What kind of ARC review do projects need?
By plocher on Jun 02, 2005
Alan Coopersmith writes about making a simple change to Solaris that has a simple architectural impact. This raises the question of how are changes classified?
Obviously, we want to be proactive and intentional about making changes to our products, since the alternative of being suprised by unexpected changes usually means upset customers and broken products.
The development processes we use tries to formalize this intent by asking two basic questions about every proposed change:
- Do we want this particular change?
- Is this the best way to make the change?
The former is primarily a business decision, and the latter, a technical one.
Many times, the want question is obvious - Priority 1 bugs are more "wanted" than Priority 5 ones, competitive pressures may demand certain new features, etc.
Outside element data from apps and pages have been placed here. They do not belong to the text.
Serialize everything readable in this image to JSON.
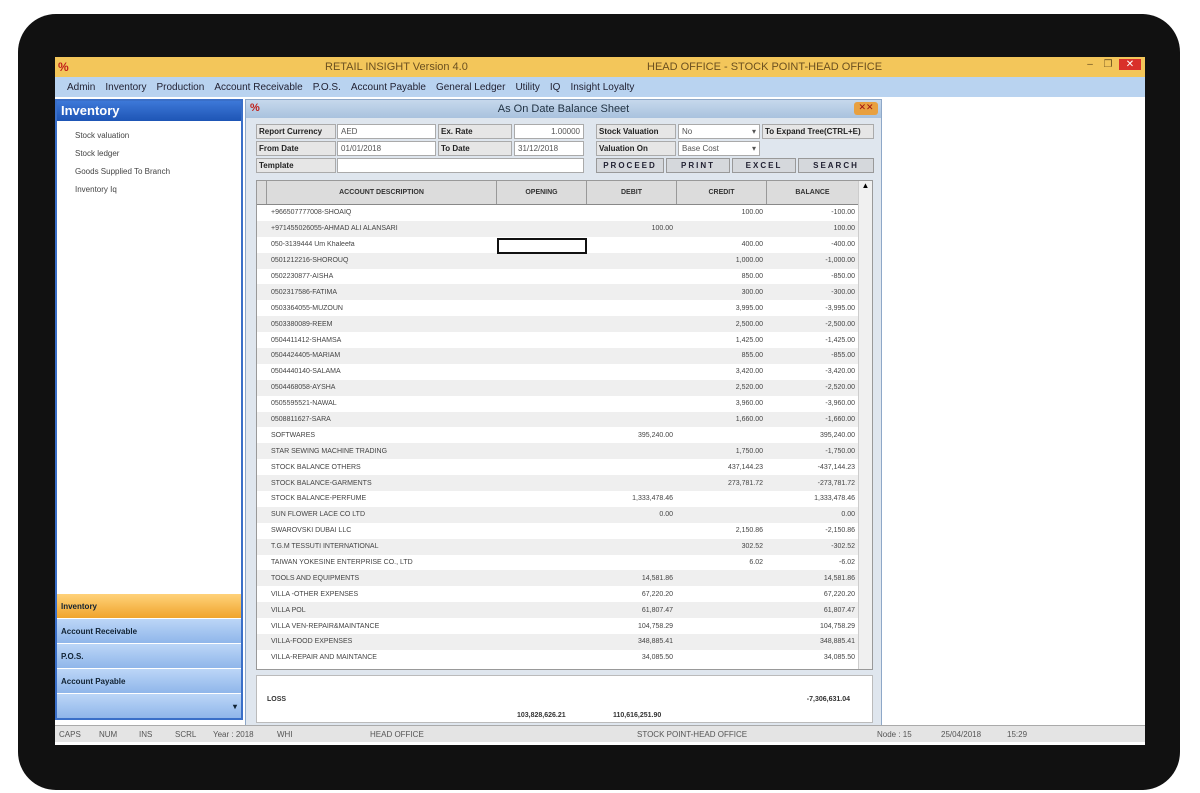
{
  "app": {
    "logo": "%",
    "title": "RETAIL INSIGHT  Version 4.0",
    "location": "HEAD OFFICE - STOCK POINT-HEAD OFFICE",
    "min": "–",
    "restore": "❐",
    "close": "✕"
  },
  "menu": [
    "Admin",
    "Inventory",
    "Production",
    "Account Receivable",
    "P.O.S.",
    "Account Payable",
    "General Ledger",
    "Utility",
    "IQ",
    "Insight Loyalty"
  ],
  "sidebar": {
    "title": "Inventory",
    "items": [
      "Stock valuation",
      "Stock ledger",
      "Goods Supplied To Branch",
      "Inventory Iq"
    ],
    "nav": [
      "Inventory",
      "Account Receivable",
      "P.O.S.",
      "Account Payable"
    ],
    "more": "▾"
  },
  "window": {
    "title": "As On Date Balance Sheet",
    "close": "✕✕"
  },
  "form": {
    "report_currency_label": "Report Currency",
    "report_currency": "AED",
    "ex_rate_label": "Ex. Rate",
    "ex_rate": "1.00000",
    "from_date_label": "From Date",
    "from_date": "01/01/2018",
    "to_date_label": "To Date",
    "to_date": "31/12/2018",
    "template_label": "Template",
    "template": "",
    "stock_valuation_label": "Stock Valuation",
    "stock_valuation": "No",
    "valuation_on_label": "Valuation On",
    "valuation_on": "Base Cost",
    "expand_hint": "To Expand Tree(CTRL+E)",
    "proceed": "PROCEED",
    "print": "PRINT",
    "excel": "EXCEL",
    "search": "SEARCH"
  },
  "grid": {
    "columns": [
      "ACCOUNT DESCRIPTION",
      "OPENING",
      "DEBIT",
      "CREDIT",
      "BALANCE"
    ],
    "rows": [
      [
        "+966507777008-SHOAIQ",
        "",
        "",
        "100.00",
        "-100.00"
      ],
      [
        "+971455026055-AHMAD ALI ALANSARI",
        "",
        "100.00",
        "",
        "100.00"
      ],
      [
        "050-3139444 Um Khaleefa",
        "",
        "",
        "400.00",
        "-400.00"
      ],
      [
        "0501212216-SHOROUQ",
        "",
        "",
        "1,000.00",
        "-1,000.00"
      ],
      [
        "0502230877-AISHA",
        "",
        "",
        "850.00",
        "-850.00"
      ],
      [
        "0502317586-FATIMA",
        "",
        "",
        "300.00",
        "-300.00"
      ],
      [
        "0503364055-MUZOUN",
        "",
        "",
        "3,995.00",
        "-3,995.00"
      ],
      [
        "0503380089-REEM",
        "",
        "",
        "2,500.00",
        "-2,500.00"
      ],
      [
        "0504411412-SHAMSA",
        "",
        "",
        "1,425.00",
        "-1,425.00"
      ],
      [
        "0504424405-MARIAM",
        "",
        "",
        "855.00",
        "-855.00"
      ],
      [
        "0504440140-SALAMA",
        "",
        "",
        "3,420.00",
        "-3,420.00"
      ],
      [
        "0504468058-AYSHA",
        "",
        "",
        "2,520.00",
        "-2,520.00"
      ],
      [
        "0505595521-NAWAL",
        "",
        "",
        "3,960.00",
        "-3,960.00"
      ],
      [
        "0508811627-SARA",
        "",
        "",
        "1,660.00",
        "-1,660.00"
      ],
      [
        "SOFTWARES",
        "",
        "395,240.00",
        "",
        "395,240.00"
      ],
      [
        "STAR SEWING MACHINE TRADING",
        "",
        "",
        "1,750.00",
        "-1,750.00"
      ],
      [
        "STOCK BALANCE OTHERS",
        "",
        "",
        "437,144.23",
        "-437,144.23"
      ],
      [
        "STOCK BALANCE-GARMENTS",
        "",
        "",
        "273,781.72",
        "-273,781.72"
      ],
      [
        "STOCK BALANCE-PERFUME",
        "",
        "1,333,478.46",
        "",
        "1,333,478.46"
      ],
      [
        "SUN FLOWER LACE CO LTD",
        "",
        "0.00",
        "",
        "0.00"
      ],
      [
        "SWAROVSKI DUBAI LLC",
        "",
        "",
        "2,150.86",
        "-2,150.86"
      ],
      [
        "T.G.M TESSUTI  INTERNATIONAL",
        "",
        "",
        "302.52",
        "-302.52"
      ],
      [
        "TAIWAN YOKESINE ENTERPRISE CO., LTD",
        "",
        "",
        "6.02",
        "-6.02"
      ],
      [
        "TOOLS AND EQUIPMENTS",
        "",
        "14,581.86",
        "",
        "14,581.86"
      ],
      [
        "VILLA -OTHER EXPENSES",
        "",
        "67,220.20",
        "",
        "67,220.20"
      ],
      [
        "VILLA POL",
        "",
        "61,807.47",
        "",
        "61,807.47"
      ],
      [
        "VILLA VEN-REPAIR&MAINTANCE",
        "",
        "104,758.29",
        "",
        "104,758.29"
      ],
      [
        "VILLA-FOOD EXPENSES",
        "",
        "348,885.41",
        "",
        "348,885.41"
      ],
      [
        "VILLA-REPAIR AND MAINTANCE",
        "",
        "34,085.50",
        "",
        "34,085.50"
      ]
    ]
  },
  "summary": {
    "loss_label": "LOSS",
    "loss": "-7,306,631.04",
    "total_opening": "103,828,626.21",
    "total_debit": "110,616,251.90"
  },
  "status": {
    "caps": "CAPS",
    "num": "NUM",
    "ins": "INS",
    "scrl": "SCRL",
    "year": "Year : 2018",
    "user": "WHI",
    "office": "HEAD OFFICE",
    "stock_point": "STOCK POINT-HEAD OFFICE",
    "node": "Node : 15",
    "date": "25/04/2018",
    "time": "15:29"
  }
}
I won't spend much time discussing this topic, as I want to focus on the technical path.
Architectural Review Committees (ARCs) are made up of senior engineers and other domain experts, and are responsible for the technical review and approval of these changes. The first step in that review process is to determine what kind of review a particular proposal requires:
- The simplest review is None.
- Projects that
- have had an earlier proposal approved by an ARC,
- do not introduce new interfaces visible outside their own project, and
- do not alter any interface visible outside their own project
Most bugfixes qualify for this level of review.
The documentation provided in the bug report (evaluation, suggested fix...) combined with the usual peer review is deemed to provide sufficient technical oversight.
- Next up is Fast-Track
- A lightweight
process for simple cases whose architectural impact
is obvious, and that are not likely to be controversial.
Projects suitable for a fast-track review generally apply "common practice" in a frequently-performed change or addition.
The fast-track process is primarily handled as email discussions and can take as little as a week's time to complete.
The intent is that 80% or more of the changes being made will be either self reviewed or fast tracked
- If you don't qualify for any of the above shortcuts, you need a Full ARC Review
The full ARC review process involves a combination of email, detailed project specifications, and formal meetings. The time required varies considerably, but teams should schedule reviews early - an inception review by mid-prototype stage, with commitment reviews between alpha and beta in order to allow time to incorporate any ARC required changes before integration.